An exact copy of all the data is required.

Data section
^^^^^^^^
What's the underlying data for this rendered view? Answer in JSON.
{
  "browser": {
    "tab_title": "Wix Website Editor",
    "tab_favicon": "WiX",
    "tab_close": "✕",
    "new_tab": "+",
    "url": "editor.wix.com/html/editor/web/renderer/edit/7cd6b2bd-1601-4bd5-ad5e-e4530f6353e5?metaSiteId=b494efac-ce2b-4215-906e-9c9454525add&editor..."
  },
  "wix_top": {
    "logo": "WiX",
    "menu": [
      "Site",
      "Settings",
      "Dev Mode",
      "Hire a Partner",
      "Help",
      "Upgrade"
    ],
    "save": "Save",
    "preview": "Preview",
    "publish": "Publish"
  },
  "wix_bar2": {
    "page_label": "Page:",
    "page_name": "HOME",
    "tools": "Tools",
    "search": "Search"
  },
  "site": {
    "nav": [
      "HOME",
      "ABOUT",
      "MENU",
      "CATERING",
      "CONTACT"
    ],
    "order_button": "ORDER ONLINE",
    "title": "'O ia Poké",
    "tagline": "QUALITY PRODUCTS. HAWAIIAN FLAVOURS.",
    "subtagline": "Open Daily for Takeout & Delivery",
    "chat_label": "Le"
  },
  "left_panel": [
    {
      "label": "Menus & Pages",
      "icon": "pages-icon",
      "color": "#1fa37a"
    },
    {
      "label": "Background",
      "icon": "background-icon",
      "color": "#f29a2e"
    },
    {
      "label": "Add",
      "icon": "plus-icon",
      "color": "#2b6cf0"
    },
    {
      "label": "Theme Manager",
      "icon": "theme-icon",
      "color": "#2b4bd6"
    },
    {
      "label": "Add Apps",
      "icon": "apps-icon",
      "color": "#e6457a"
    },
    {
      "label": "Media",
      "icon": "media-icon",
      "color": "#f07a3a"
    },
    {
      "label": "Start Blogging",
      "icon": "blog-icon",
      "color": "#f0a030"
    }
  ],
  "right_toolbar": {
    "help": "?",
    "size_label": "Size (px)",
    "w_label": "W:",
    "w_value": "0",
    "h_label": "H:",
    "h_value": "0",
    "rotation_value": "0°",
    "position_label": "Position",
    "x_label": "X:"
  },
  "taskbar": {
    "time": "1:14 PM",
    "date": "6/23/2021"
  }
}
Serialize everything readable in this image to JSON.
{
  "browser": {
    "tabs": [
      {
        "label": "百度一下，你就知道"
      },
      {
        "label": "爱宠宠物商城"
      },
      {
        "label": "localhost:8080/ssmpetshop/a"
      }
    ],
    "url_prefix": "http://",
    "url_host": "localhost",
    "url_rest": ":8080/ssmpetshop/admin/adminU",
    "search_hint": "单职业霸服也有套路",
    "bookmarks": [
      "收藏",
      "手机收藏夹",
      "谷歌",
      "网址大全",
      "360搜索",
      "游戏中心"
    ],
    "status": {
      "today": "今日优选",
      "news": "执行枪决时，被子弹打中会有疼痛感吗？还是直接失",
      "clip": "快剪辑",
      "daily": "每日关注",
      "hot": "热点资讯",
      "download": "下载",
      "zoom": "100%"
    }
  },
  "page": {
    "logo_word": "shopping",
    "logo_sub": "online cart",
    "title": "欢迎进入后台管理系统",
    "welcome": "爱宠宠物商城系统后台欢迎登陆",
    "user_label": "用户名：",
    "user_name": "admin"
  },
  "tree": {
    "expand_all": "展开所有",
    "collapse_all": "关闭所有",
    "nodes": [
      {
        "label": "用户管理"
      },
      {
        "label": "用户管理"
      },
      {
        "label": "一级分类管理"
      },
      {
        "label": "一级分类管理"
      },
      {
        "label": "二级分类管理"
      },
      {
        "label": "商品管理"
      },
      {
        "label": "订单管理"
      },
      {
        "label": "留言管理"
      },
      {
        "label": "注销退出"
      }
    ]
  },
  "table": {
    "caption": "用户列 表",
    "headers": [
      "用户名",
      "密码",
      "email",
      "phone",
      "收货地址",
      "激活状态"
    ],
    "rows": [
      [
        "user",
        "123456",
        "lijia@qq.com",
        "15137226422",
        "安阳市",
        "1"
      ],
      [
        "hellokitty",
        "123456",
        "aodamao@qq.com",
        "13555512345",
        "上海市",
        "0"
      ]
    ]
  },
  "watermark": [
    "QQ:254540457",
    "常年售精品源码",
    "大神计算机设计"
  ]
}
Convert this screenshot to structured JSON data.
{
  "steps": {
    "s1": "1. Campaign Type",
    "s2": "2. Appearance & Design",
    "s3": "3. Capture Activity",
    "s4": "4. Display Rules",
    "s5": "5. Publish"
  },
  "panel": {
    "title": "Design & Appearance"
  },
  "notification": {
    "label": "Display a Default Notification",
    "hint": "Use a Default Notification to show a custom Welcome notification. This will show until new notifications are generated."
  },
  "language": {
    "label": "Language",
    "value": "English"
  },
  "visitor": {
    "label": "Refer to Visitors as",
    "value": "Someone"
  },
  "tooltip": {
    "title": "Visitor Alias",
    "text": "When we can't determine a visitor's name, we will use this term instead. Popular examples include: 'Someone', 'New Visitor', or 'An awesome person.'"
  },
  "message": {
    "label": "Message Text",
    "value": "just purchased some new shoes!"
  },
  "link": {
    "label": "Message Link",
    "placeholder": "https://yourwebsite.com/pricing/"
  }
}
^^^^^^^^
Expected output
What's the underlying data for this rendered view? Answer in JSON.
{
  "browser": {
    "tab_title": "Wix Website Editor",
    "tab_favicon": "WiX",
    "tab_close": "✕",
    "new_tab": "+",
    "url": "editor.wix.com/html/editor/web/renderer/edit/7cd6b2bd-1601-4bd5-ad5e-e4530f6353e5?metaSiteId=b494efac-ce2b-4215-906e-9c9454525add&editor..."
  },
  "wix_top": {
    "logo": "WiX",
    "menu": [
      "Site",
      "Settings",
      "Dev Mode",
      "Hire a Partner",
      "Help",
      "Upgrade"
    ],
    "save": "Save",
    "preview": "Preview",
    "publish": "Publish"
  },
  "wix_bar2": {
    "page_label": "Page:",
    "page_name": "HOME",
    "tools": "Tools",
    "search": "Search"
  },
  "site": {
    "nav": [
      "HOME",
      "ABOUT",
      "MENU",
      "CATERING",
      "CONTACT"
    ],
    "order_button": "ORDER ONLINE",
    "title": "'O ia Poké",
    "tagline": "QUALITY PRODUCTS. HAWAIIAN FLAVOURS.",
    "subtagline": "Open Daily for Takeout & Delivery",
    "chat_label": "Le"
  },
  "left_panel": [
    {
      "label": "Menus & Pages",
      "icon": "pages-icon",
      "color": "#1fa37a"
    },
    {
      "label": "Background",
      "icon": "background-icon",
      "color": "#f29a2e"
    },
    {
      "label": "Add",
      "icon": "plus-icon",
      "color": "#2b6cf0"
    },
    {
      "label": "Theme Manager",
      "icon": "theme-icon",
      "color": "#2b4bd6"
    },
    {
      "label": "Add Apps",
      "icon": "apps-icon",
      "color": "#e6457a"
    },
    {
      "label": "Media",
      "icon": "media-icon",
      "color": "#f07a3a"
    },
    {
      "label": "Start Blogging",
      "icon": "blog-icon",
      "color": "#f0a030"
    }
  ],
  "right_toolbar": {
    "help": "?",
    "size_label": "Size (px)",
    "w_label": "W:",
    "w_value": "0",
    "h_label": "H:",
    "h_value": "0",
    "rotation_value": "0°",
    "position_label": "Position",
    "x_label": "X:"
  },
  "taskbar": {
    "time": "1:14 PM",
    "date": "6/23/2021"
  }
}
Serialize everything readable in this image to JSON.
{
  "browser": {
    "tabs": [
      {
        "label": "百度一下，你就知道"
      },
      {
        "label": "爱宠宠物商城"
      },
      {
        "label": "localhost:8080/ssmpetshop/a"
      }
    ],
    "url_prefix": "http://",
    "url_host": "localhost",
    "url_rest": ":8080/ssmpetshop/admin/adminU",
    "search_hint": "单职业霸服也有套路",
    "bookmarks": [
      "收藏",
      "手机收藏夹",
      "谷歌",
      "网址大全",
      "360搜索",
      "游戏中心"
    ],
    "status": {
      "today": "今日优选",
      "news": "执行枪决时，被子弹打中会有疼痛感吗？还是直接失",
      "clip": "快剪辑",
      "daily": "每日关注",
      "hot": "热点资讯",
      "download": "下载",
      "zoom": "100%"
    }
  },
  "page": {
    "logo_word": "shopping",
    "logo_sub": "online cart",
    "title": "欢迎进入后台管理系统",
    "welcome": "爱宠宠物商城系统后台欢迎登陆",
    "user_label": "用户名：",
    "user_name": "admin"
  },
  "tree": {
    "expand_all": "展开所有",
    "collapse_all": "关闭所有",
    "nodes": [
      {
        "label": "用户管理"
      },
      {
        "label": "用户管理"
      },
      {
        "label": "一级分类管理"
      },
      {
        "label": "一级分类管理"
      },
      {
        "label": "二级分类管理"
      },
      {
        "label": "商品管理"
      },
      {
        "label": "订单管理"
      },
      {
        "label": "留言管理"
      },
      {
        "label": "注销退出"
      }
    ]
  },
  "table": {
    "caption": "用户列 表",
    "headers": [
      "用户名",
      "密码",
      "email",
      "phone",
      "收货地址",
      "激活状态"
    ],
    "rows": [
      [
        "user",
        "123456",
        "lijia@qq.com",
        "15137226422",
        "安阳市",
        "1"
      ],
      [
        "hellokitty",
        "123456",
        "aodamao@qq.com",
        "13555512345",
        "上海市",
        "0"
      ]
    ]
  },
  "watermark": [
    "QQ:254540457",
    "常年售精品源码",
    "大神计算机设计"
  ]
}
Convert this screenshot to structured JSON data.
{
  "steps": {
    "s1": "1. Campaign Type",
    "s2": "2. Appearance & Design",
    "s3": "3. Capture Activity",
    "s4": "4. Display Rules",
    "s5": "5. Publish"
  },
  "panel": {
    "title": "Design & Appearance"
  },
  "notification": {
    "label": "Display a Default Notification",
    "hint": "Use a Default Notification to show a custom Welcome notification. This will show until new notifications are generated."
  },
  "language": {
    "label": "Language",
    "value": "English"
  },
  "visitor": {
    "label": "Refer to Visitors as",
    "value": "Someone"
  },
  "tooltip": {
    "title": "Visitor Alias",
    "text": "When we can't determine a visitor's name, we will use this term instead. Popular examples include: 'Someone', 'New Visitor', or 'An awesome person.'"
  },
  "message": {
    "label": "Message Text",
    "value": "just purchased some new shoes!"
  },
  "link": {
    "label": "Message Link",
    "placeholder": "https://yourwebsite.com/pricing/"
  }
}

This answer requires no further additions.